The IMF programme aid is expected to foster the consolidation of public finances, leading to a slight decline in public deficit in 2017, whereas the latter increased in 2016. Civil service wages, subsidies and debt servicing continue to be the main items of government spending and account for 75% of public spending. The moderation in the wage bill will continue thanks to weaker wage growth. The increase in fuel prices will help limit the effort on subsidies. Income should also increase slightly. The gradual recovery in the manufacturing sector expected after the devaluation of the Egyptian pound should help increase the share of direct tax in financing the budget. The introduction of VAT passed by parliament in August 2016 will, moreover, contribute to widening the tax base. Finally the increase in taxes on tobacco and alcohol could boost fiscal revenues by 0.8 points of GDP. The reduction in the public deficit should lead to a slower rise in the public debt, which is mainly domestic. The debt to GDP ratio was up by 5 points in 2016 because of the accumulated deficits. The liberalisation of the exchange rate system is expected to favour the arrival of foreign capital on the market and help increase yields on Egyptian government bonds. Finally, the agreement signed with the International Monetary Fund should send a positive signal to other international donors. Concurrently with IMF aid, Egypt will receive USD 1.5bn from the African Development Bank, as well as USD 3bn from the World Bank.

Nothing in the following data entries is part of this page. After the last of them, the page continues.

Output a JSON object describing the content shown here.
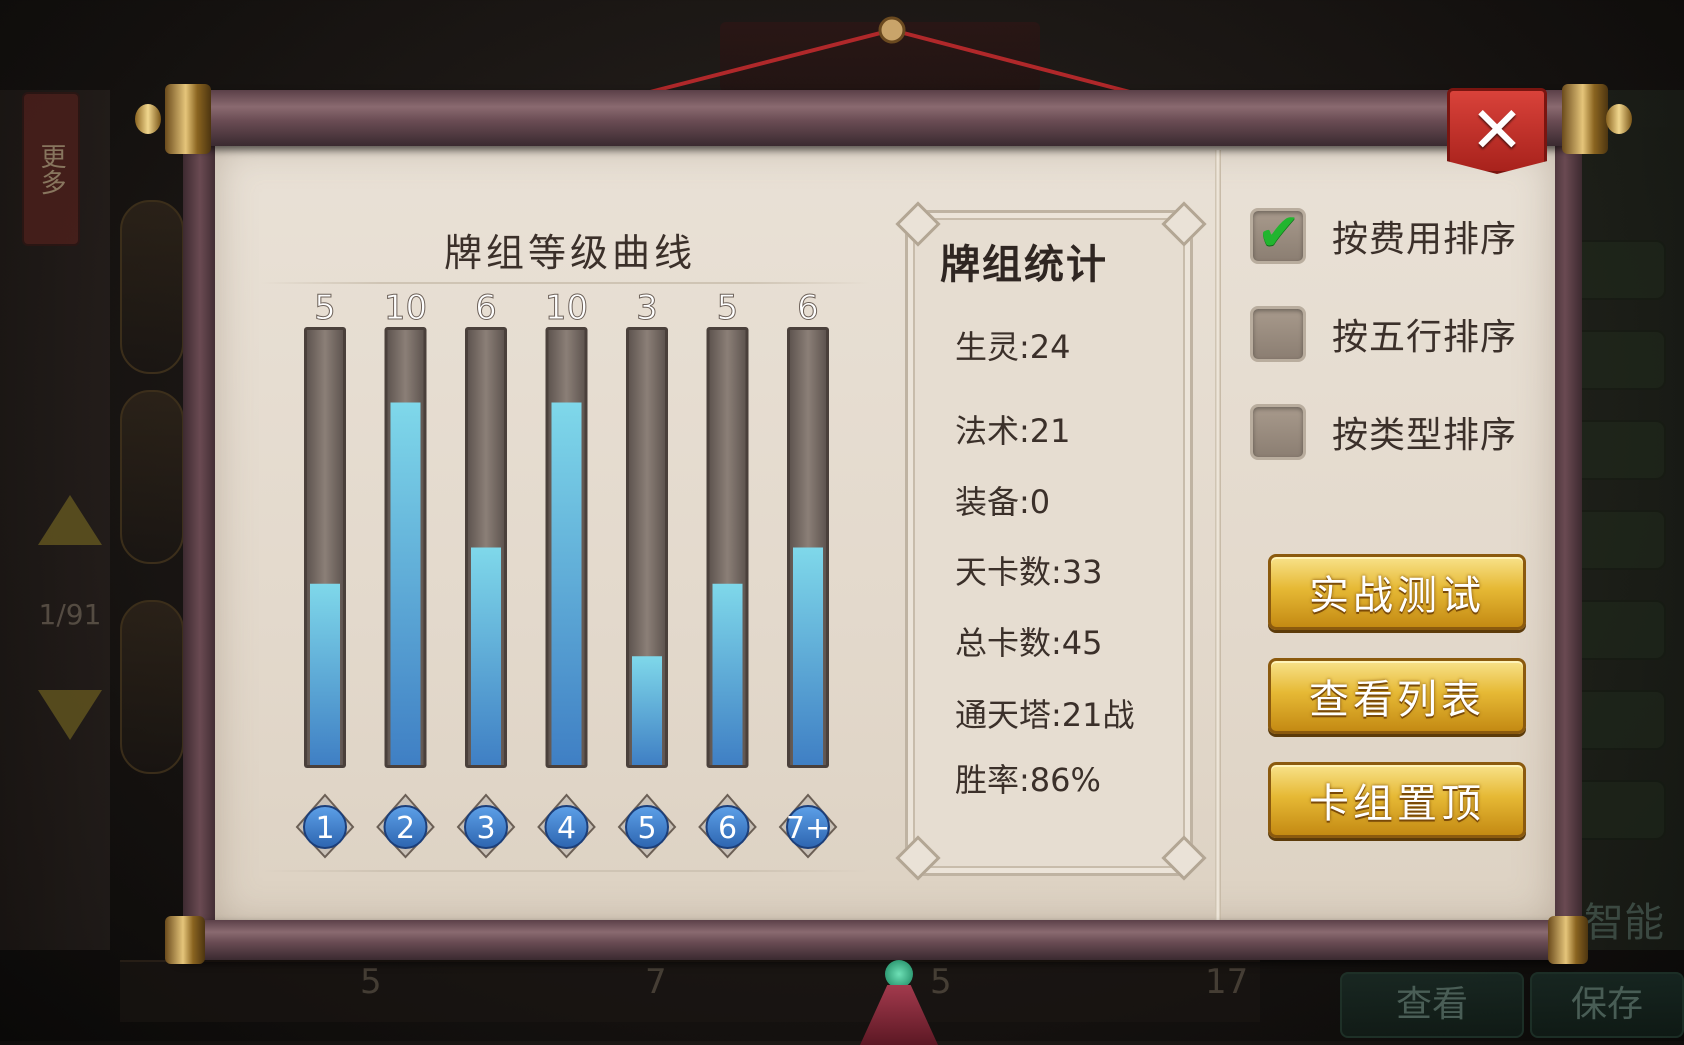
{
  "background": {
    "more_label": "更多",
    "page_indicator": "1/91",
    "bottom_numbers": [
      "5",
      "7",
      "5",
      "17"
    ],
    "bottom_buttons": [
      "查看",
      "保存"
    ],
    "right_side_label": "智能"
  },
  "dialog": {
    "close_label": "✕",
    "chart_title": "牌组等级曲线",
    "stats_title": "牌组统计",
    "stats": [
      {
        "label": "生灵:24"
      },
      {
        "label": "法术:21"
      },
      {
        "label": "装备:0"
      },
      {
        "label": "天卡数:33"
      },
      {
        "label": "总卡数:45"
      },
      {
        "label": "通天塔:21战"
      },
      {
        "label": "胜率:86%"
      }
    ],
    "sort_options": [
      {
        "label": "按费用排序",
        "checked": true
      },
      {
        "label": "按五行排序",
        "checked": false
      },
      {
        "label": "按类型排序",
        "checked": false
      }
    ],
    "buttons": {
      "battle_test": "实战测试",
      "view_list": "查看列表",
      "pin_deck": "卡组置顶"
    }
  },
  "chart_data": {
    "type": "bar",
    "title": "牌组等级曲线",
    "categories": [
      "1",
      "2",
      "3",
      "4",
      "5",
      "6",
      "7+"
    ],
    "values": [
      5,
      10,
      6,
      10,
      3,
      5,
      6
    ],
    "ylim": [
      0,
      12
    ],
    "colors": {
      "fill_top": "#7fd8ea",
      "fill_bottom": "#3f7fc4",
      "track": "#8b7f77",
      "badge": "#2d65b0"
    }
  }
}
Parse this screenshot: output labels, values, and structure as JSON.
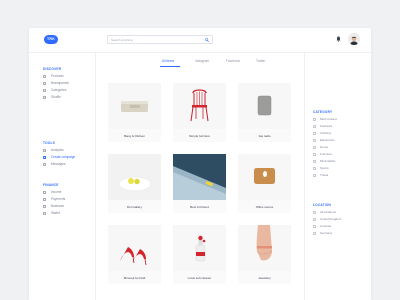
{
  "app": {
    "logo_text": "TRK",
    "accent": "#2f6bff"
  },
  "search": {
    "placeholder": "Search anything",
    "value": ""
  },
  "sidebar": {
    "sections": [
      {
        "title": "DISCOVER",
        "items": [
          {
            "label": "Products",
            "icon": "box-icon"
          },
          {
            "label": "Brandpanels",
            "icon": "grid-icon"
          },
          {
            "label": "Categories",
            "icon": "tag-icon"
          },
          {
            "label": "Shuffle",
            "icon": "shuffle-icon"
          }
        ]
      },
      {
        "title": "TOOLS",
        "items": [
          {
            "label": "Analytics",
            "icon": "chart-icon"
          },
          {
            "label": "Create campaign",
            "icon": "heart-icon",
            "active": true
          },
          {
            "label": "Messages",
            "icon": "message-icon"
          }
        ]
      },
      {
        "title": "FINANCE",
        "items": [
          {
            "label": "Income",
            "icon": "income-icon"
          },
          {
            "label": "Payments",
            "icon": "card-icon"
          },
          {
            "label": "Business",
            "icon": "briefcase-icon"
          },
          {
            "label": "Wallet",
            "icon": "wallet-icon"
          }
        ]
      }
    ]
  },
  "tabs": [
    {
      "label": "All items",
      "active": true
    },
    {
      "label": "Instagram"
    },
    {
      "label": "Facebook"
    },
    {
      "label": "Twitter"
    }
  ],
  "products": [
    {
      "label": "Bang & Olufsen",
      "image": "speaker"
    },
    {
      "label": "Simple furniture",
      "image": "red-chair"
    },
    {
      "label": "Jas radio",
      "image": "grey-speaker"
    },
    {
      "label": "Dot Gallery",
      "image": "plate-fruit"
    },
    {
      "label": "Best Art blend",
      "image": "blue-art"
    },
    {
      "label": "Office source",
      "image": "mouse-pad"
    },
    {
      "label": "Mimosa for Dolli",
      "image": "red-heels"
    },
    {
      "label": "Lotus soft cleaner",
      "image": "cosmetic-bottle"
    },
    {
      "label": "Jewellery",
      "image": "elbow"
    }
  ],
  "filters": {
    "category": {
      "title": "CATEGORY",
      "options": [
        "Most trusted",
        "Featured",
        "Clothing",
        "Electronics",
        "Home",
        "Furniture",
        "Minimalistic",
        "Sports",
        "Travel"
      ]
    },
    "location": {
      "title": "LOCATION",
      "options": [
        "All locations",
        "United Kingdom",
        "America",
        "Germany"
      ]
    }
  }
}
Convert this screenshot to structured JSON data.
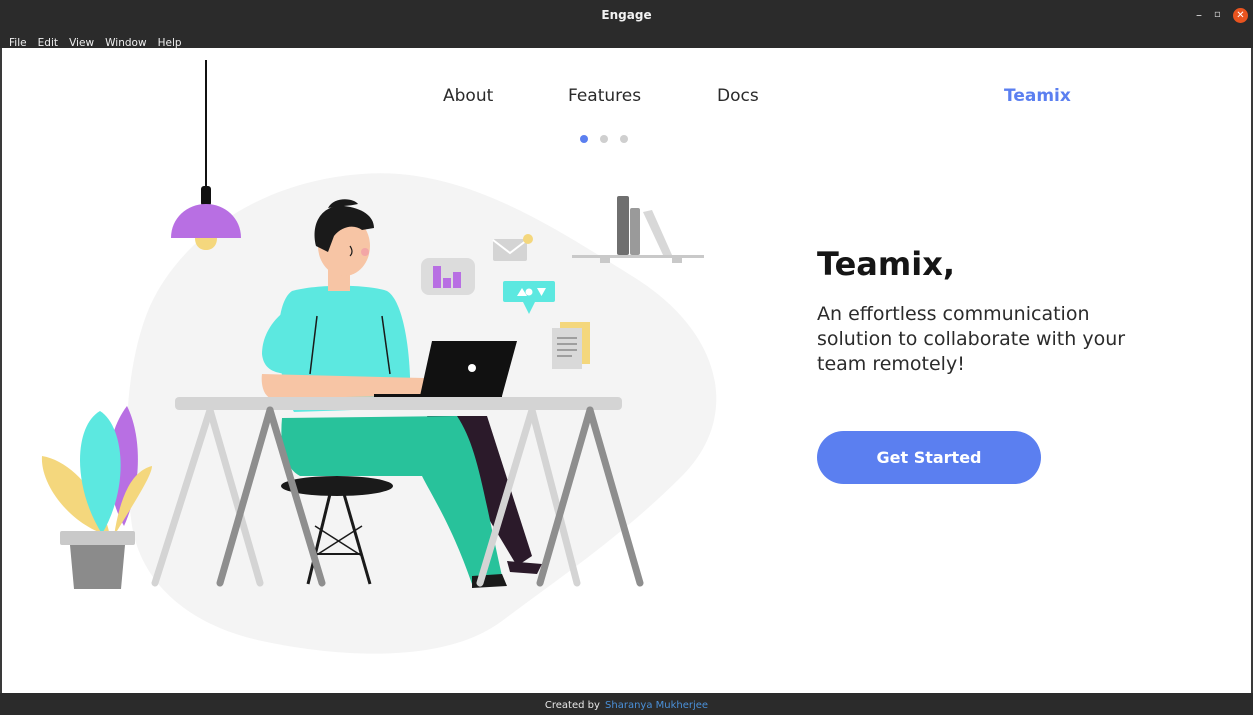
{
  "window": {
    "title": "Engage",
    "controls": {
      "minimize": "–",
      "maximize": "▫",
      "close": "✕"
    }
  },
  "menu": [
    "File",
    "Edit",
    "View",
    "Window",
    "Help"
  ],
  "nav": {
    "links": [
      "About",
      "Features",
      "Docs"
    ],
    "brand": "Teamix",
    "carousel": {
      "slides": 3,
      "active": 0
    }
  },
  "hero": {
    "title": "Teamix,",
    "subtitle": "An effortless communication solution to collaborate with your team remotely!",
    "cta_label": "Get Started"
  },
  "footer": {
    "prefix": "Created by",
    "author": "Sharanya Mukherjee"
  },
  "colors": {
    "accent": "#5b7ff0",
    "chrome": "#2b2b2b",
    "shirt": "#5ce8e0",
    "pants": "#28c29b",
    "lamp": "#b86fe3"
  }
}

External accounts still running a deficit
The current account deficit is expected to stabilise in 2017. Oil exports will remain constrained by the fall in oil prices and by weak performances in the sector, but total exports are expected to benefit from the Egyptian pound depreciation . The increase in export competitiveness will, however, only partially offset the drop in tourism income, which will continue to erode the balance of services. Imports, which were completely liberalised after the change in the foreign exchange regime, are expected to climb. Revenues from the Suez Canal are also projected to be held in check, echoing the slowdown in world trade. After growing by 2% in 2015/2016, flows of FDI are, however, expected to rise gradually.
A socio-political context which remains tense
Egypt's social climate could worsen in 2017. Although a section of the population remains in solidarity with the government, the risk of social unrest is growing, given the food shortages and the significant increase in inflation. The country continues, moreover, to face the threat of terrorism and is still endangered by more attacks targeting the Sinai and Cairo. The deterioration of the social and security environment could dampen the economic recovery and particularly the return of tourists and foreign investors. On this basis, a reform of the investment code and an improvement in the business climate will be necessary in 2017, if the country wants to benefit from the positive consequences of the devaluation and use foreign investment to support activity.
2016 remained characterised by a change in direction of Egyptian foreign policy and by worsening links with Saudi Arabia, reflected in the halt to Saudi aid and oil deliveries. This shift in Egyptian diplomatic relations is likely to benefit Russia and the United States with which President Sissi intends to establish privileged ties.
Last update: January 2017